Every line in the records below that holds the word "Output" is to be copied.
BEGIN Records supplied
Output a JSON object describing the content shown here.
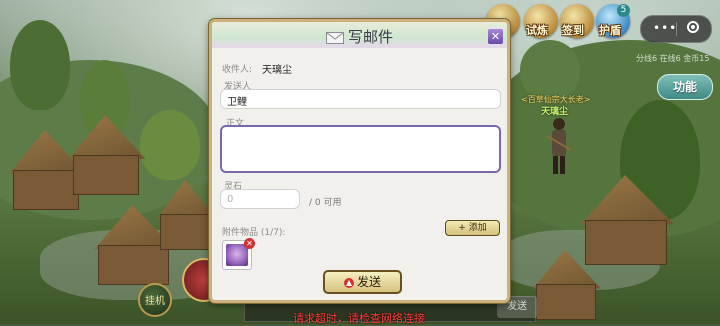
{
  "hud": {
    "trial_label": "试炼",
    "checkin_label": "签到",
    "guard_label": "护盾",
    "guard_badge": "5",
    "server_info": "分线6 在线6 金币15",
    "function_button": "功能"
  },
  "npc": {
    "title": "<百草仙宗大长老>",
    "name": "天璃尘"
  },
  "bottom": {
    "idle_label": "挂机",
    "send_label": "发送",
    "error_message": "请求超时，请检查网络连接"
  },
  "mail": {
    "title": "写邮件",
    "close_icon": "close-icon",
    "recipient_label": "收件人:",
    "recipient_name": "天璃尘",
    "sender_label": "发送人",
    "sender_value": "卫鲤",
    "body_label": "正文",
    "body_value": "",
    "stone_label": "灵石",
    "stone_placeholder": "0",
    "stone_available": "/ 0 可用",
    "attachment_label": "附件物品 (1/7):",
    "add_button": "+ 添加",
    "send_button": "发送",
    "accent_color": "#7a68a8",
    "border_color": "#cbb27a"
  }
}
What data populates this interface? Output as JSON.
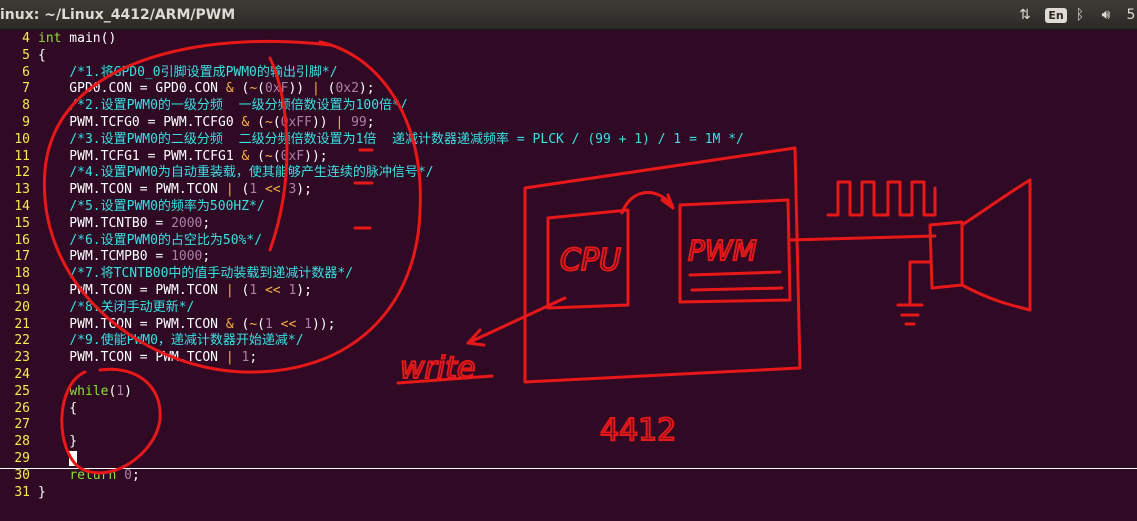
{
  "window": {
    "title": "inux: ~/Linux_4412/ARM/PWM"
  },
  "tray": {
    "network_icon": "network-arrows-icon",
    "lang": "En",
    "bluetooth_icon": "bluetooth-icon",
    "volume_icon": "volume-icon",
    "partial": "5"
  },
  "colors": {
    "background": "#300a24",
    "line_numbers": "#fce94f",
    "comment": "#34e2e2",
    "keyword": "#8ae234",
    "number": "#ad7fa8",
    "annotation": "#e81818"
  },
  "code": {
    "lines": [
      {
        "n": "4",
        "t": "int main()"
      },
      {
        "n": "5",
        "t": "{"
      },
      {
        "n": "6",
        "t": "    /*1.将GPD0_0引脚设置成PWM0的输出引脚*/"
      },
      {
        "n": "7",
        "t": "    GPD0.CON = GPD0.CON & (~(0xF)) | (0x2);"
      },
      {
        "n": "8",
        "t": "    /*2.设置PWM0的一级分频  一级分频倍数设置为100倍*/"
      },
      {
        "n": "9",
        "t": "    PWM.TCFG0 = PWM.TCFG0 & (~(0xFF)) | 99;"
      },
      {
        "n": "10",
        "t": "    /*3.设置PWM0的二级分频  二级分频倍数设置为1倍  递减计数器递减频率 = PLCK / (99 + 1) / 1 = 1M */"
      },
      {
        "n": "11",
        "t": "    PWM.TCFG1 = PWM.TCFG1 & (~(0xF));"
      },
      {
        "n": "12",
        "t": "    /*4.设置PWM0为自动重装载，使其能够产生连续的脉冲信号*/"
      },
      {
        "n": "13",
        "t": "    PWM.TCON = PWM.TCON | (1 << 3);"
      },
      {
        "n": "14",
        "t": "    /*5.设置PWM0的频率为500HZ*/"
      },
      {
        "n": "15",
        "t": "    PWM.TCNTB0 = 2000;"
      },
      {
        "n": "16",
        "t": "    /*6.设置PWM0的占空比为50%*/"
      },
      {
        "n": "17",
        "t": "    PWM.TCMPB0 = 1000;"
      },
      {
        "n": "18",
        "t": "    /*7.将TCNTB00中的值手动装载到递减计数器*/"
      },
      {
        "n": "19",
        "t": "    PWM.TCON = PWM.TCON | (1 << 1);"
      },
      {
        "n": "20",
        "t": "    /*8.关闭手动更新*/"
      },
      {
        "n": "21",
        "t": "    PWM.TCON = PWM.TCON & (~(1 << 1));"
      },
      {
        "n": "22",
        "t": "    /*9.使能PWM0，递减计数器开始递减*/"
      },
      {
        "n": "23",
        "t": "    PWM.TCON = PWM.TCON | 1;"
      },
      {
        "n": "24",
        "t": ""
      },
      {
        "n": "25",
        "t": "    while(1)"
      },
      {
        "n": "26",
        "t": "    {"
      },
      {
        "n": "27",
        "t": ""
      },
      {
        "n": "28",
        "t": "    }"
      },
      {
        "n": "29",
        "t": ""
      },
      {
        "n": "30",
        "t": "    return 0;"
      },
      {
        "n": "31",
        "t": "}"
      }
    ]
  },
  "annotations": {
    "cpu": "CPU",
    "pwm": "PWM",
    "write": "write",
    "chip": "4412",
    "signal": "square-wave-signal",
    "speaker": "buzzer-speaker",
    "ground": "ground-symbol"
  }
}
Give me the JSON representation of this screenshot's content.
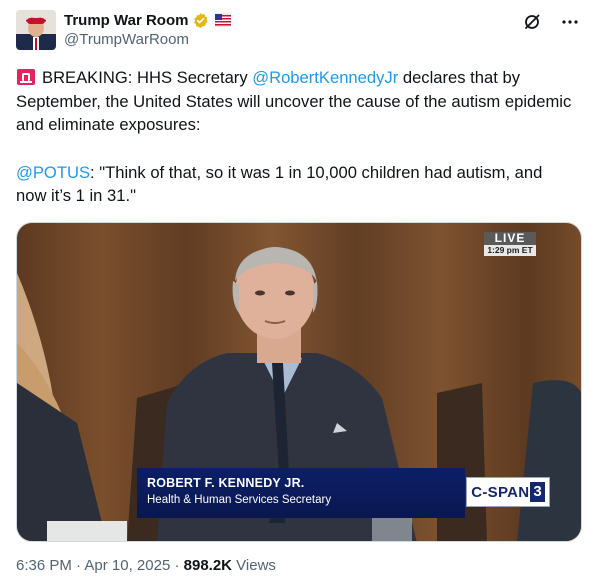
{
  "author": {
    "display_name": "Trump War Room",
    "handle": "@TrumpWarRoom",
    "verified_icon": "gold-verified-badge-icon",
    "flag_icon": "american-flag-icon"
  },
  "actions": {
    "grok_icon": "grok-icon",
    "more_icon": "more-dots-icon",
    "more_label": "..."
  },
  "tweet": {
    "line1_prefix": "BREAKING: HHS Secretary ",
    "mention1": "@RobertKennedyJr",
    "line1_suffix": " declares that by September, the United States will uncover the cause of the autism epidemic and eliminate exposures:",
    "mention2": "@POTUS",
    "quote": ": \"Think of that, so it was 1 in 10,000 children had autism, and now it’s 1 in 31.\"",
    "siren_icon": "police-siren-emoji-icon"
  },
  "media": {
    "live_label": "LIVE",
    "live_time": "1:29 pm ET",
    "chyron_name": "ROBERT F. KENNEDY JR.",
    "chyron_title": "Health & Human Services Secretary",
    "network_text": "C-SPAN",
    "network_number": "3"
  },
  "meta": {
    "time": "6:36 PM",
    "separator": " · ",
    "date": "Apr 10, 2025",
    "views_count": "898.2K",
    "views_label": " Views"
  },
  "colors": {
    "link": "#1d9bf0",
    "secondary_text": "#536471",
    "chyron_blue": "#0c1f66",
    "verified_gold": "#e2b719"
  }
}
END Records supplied
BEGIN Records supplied
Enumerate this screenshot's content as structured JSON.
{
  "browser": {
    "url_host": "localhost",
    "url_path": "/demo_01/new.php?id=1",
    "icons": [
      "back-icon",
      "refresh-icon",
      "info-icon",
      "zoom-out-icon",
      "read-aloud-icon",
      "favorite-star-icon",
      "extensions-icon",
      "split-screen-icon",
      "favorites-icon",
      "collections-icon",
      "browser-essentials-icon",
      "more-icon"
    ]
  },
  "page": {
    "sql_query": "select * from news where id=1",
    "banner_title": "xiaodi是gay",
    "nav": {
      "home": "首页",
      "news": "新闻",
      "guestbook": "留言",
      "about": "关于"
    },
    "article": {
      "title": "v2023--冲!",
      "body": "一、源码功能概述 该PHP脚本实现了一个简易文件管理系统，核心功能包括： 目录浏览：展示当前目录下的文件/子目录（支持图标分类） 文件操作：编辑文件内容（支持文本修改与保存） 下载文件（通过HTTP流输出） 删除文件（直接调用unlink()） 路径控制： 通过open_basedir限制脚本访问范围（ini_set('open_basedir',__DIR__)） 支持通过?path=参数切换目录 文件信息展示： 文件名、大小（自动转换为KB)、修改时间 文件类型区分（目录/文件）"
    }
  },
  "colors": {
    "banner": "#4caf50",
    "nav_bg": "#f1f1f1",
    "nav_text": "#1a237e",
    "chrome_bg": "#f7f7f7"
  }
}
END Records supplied
(Response):
Output a JSON object describing the content shown here.
What data populates this interface? Output as JSON.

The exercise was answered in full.